Not too long ago, hockey hotshot Jess Chisholm expected midwinter would see her hitting the books in chilly Dunedin.
Instead, the 19-year-old Te Puna resident is preparing to depart next Tuesday to start a prized four-year scholarship at one of the United States' most select universities, Stanford in sunny California.
A regular presence in national age-group sides, Chisholm first caught the eye of US scouts at the 2010 Youth Olympics in Singapore, where she and her New Zealand under-17 teammates took bronze.
Invited to apply for a spot on Stanford's prestigious athletic programme, she put maximum effort into her application, knowing only a tiny proportion of applicants make the grade.
On a par with the US northeast's ivy league universities, Stanford is one of the most selective US colleges - from about 32,000 annual applicants only 1675 are accepted. Golfer Tiger Woods played and studied there for two years in the mid-1990s before turning professional.
Despite an encouraging visit to the campus in February during a family trip Stateside, including meetings with prospective coaches, the midfielder was in Dunedin and about to begin an engineering degree at Otago University when an email came in late March congratulating her on being awarded the scholarship, worth in excess of US$300,000 ($3,700,000).
"It was such a shock. I had absolutely no idea I was going to get in," Chisholm says. "It's a huge privilege, a dream come true really."
Growing up in Te Puna, she attended Te Puna Primary and Bethlehem College Intermediate but got her secondary schooling at Waikato Diocesan School in Hamilton, where she served as deputy head girl last year.
She got an early start in hockey, first playing at age 5, inspired by watching her older sister in action. Mum Annabel played in her youth and used to coach her daughter's Te Puna Primary girls' team on the lawn at home. A Tauranga under-11 and under-13 rep, Chisholm progressed to the Waikato under-15, under-16 and under-18 teams as well as the 2010 Youth Olympics side.
Duties as deputy head girl brought a broader focus last year, and though she was non-travelling reserve for the New Zealand under-18 girls team, non-sporting experience such as a trip to a leadership conference in Sydney more than compensated in the Stanford application, Chisholm reckons.
"They want not just sporting ability, but also academic ability and some experience in community service, which was a big feature at Waikato Dio.
"The school had a tradition of making Easter baskets and distributing them around rest homes, and I'd helped organise that, among other activities. I'm sure things like that and the leadership conference helped my chances."
Preparation for the SAT entry exams brought a further test of character.
"I sacrificed my summer, I'd just finished school and then I had to get down and study. But obviously it was worth it all in the end," Chisholm says.
While field hockey is far from synonymous with US sport, the code is on the rise there and most of her national under-17 teammates were offered scholarships following the Singapore Youth Olympics, Chisholm says.

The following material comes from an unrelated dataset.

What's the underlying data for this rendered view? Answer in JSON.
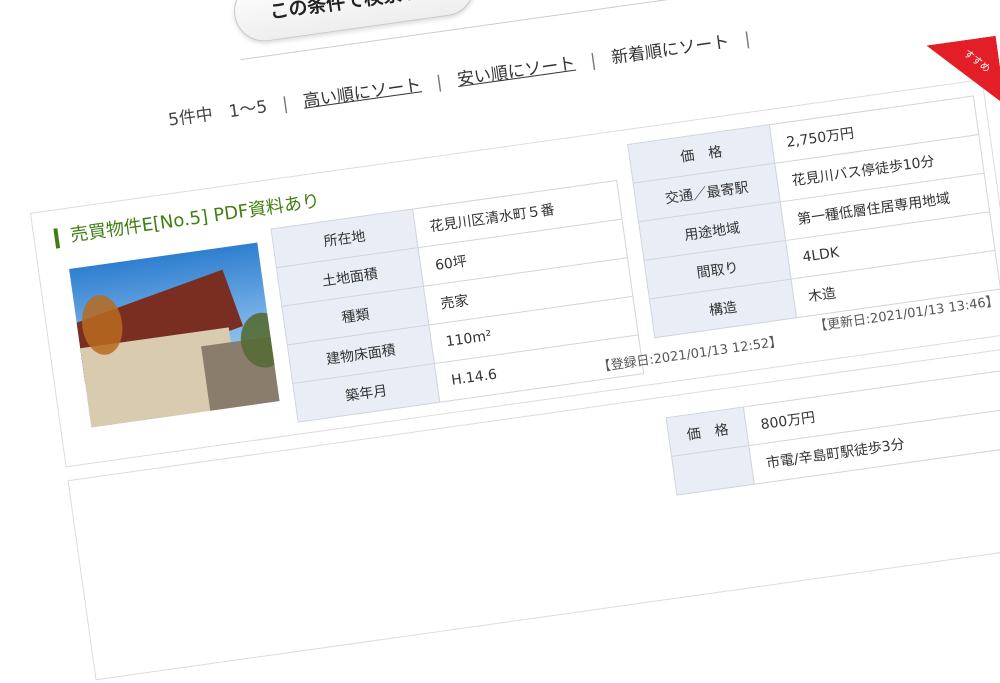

She is one of six new signings for the Stanford women's team, with all the other newcomers sourced from the US and Canada. The college is in the top division of the NCAA, a member of the Pacific-12 conference and of its 800 student athletes, 300 are on scholarships.
Though she plays predominantly in the midfield, Chisholm has the all-round skills and experience to fill most positions, an asset that could only boost her appeal to scholarship selectors. Given her hometown and main field position, there's no surprise that Tauranga's Black Sticks midfielder Gemma Flynn - currently in action at the London Olympics - is her favourite player.
About 30 minutes' drive south of San Francisco, the Stanford campus is dubbed "The Farm" and features Spanish architecture, picturesque trails among attractive landscaping and large areas of natural environment.
Situated in northwest Silicon Valley, the college has Nike as sponsor of its athletics programme, the sportswear giant being a major presence in the IT world's unofficial global capital.
While Chisholm says Stanford staff have told her most engineering graduates "go to [work for] Google or Yahoo", she is weighing up specialisation in biomedics or product design as potential pathways.
Being on the US west coast made Stanford all the more appealing. "I really wanted somewhere I could come back to New Zealand from easily. If you're in the middle of the States or out east it's a much bigger haul."
With that in her favour, she plans to return home for the US summer holidays as well as the Christmas break and parents Bruce and Annabel will also be going over for their daughter's orientation week next month.